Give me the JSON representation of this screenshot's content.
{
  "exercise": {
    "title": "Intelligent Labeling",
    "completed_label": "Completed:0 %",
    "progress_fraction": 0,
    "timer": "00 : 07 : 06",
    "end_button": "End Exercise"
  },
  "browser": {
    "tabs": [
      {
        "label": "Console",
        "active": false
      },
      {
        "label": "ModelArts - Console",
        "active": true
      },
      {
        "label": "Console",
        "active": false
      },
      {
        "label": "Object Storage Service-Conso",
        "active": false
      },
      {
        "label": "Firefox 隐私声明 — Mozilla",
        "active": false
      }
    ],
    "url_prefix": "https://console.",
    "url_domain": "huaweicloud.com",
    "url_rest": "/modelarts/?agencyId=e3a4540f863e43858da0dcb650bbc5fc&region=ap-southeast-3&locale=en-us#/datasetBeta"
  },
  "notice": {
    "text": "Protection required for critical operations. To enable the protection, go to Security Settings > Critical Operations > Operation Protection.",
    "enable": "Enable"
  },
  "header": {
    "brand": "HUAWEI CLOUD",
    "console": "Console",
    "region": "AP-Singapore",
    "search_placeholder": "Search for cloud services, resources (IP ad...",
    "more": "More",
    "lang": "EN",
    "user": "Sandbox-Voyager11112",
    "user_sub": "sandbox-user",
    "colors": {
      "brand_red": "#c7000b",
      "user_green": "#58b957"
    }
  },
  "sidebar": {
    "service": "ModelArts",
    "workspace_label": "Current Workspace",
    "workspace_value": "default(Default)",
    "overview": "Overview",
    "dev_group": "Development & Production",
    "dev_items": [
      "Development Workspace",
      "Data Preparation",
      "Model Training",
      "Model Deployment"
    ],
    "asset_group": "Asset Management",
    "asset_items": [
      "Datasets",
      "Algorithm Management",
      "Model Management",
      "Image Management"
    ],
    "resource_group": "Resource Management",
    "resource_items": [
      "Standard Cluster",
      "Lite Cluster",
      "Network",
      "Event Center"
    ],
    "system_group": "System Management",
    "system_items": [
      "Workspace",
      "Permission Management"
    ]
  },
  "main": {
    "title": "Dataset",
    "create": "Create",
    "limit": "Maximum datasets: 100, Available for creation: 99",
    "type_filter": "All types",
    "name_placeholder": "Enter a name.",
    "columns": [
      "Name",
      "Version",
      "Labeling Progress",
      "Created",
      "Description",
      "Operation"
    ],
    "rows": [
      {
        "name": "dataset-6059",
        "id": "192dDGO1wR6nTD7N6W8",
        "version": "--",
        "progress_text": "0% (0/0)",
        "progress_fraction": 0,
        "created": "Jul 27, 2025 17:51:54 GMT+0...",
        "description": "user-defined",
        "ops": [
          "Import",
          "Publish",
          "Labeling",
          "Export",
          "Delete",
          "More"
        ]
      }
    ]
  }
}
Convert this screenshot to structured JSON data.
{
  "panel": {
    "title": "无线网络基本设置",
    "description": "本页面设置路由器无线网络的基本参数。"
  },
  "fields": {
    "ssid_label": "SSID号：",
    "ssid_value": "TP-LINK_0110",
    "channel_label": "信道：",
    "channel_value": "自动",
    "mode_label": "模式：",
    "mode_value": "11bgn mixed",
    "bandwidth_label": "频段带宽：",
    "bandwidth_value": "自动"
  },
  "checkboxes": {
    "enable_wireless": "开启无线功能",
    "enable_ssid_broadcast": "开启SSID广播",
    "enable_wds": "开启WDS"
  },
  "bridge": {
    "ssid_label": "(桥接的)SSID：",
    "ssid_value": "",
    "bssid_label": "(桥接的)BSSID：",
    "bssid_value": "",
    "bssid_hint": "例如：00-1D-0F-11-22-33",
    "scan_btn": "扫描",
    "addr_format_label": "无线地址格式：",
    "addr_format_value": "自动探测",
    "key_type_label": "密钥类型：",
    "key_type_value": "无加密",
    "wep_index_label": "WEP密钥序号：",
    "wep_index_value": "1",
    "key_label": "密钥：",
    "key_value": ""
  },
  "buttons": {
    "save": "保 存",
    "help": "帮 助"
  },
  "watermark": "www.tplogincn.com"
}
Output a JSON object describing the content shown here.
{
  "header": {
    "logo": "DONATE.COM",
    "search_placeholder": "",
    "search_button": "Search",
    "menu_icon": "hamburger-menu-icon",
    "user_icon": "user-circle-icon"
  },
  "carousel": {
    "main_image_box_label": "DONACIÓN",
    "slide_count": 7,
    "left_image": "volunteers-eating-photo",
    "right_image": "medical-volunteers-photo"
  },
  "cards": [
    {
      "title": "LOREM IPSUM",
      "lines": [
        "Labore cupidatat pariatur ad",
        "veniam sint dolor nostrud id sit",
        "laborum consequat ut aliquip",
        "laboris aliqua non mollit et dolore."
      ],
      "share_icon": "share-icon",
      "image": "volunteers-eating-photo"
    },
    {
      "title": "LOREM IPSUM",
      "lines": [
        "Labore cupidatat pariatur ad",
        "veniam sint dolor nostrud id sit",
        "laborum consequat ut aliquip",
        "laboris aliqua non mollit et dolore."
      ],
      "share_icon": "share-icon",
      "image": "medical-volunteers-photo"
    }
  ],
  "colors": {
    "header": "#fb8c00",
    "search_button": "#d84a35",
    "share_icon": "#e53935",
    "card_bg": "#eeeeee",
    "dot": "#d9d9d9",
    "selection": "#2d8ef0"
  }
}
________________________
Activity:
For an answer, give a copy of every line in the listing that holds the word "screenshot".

Response for this exercise:
Give me the JSON representation of this screenshot's content.
Convert this screenshot to structured JSON data.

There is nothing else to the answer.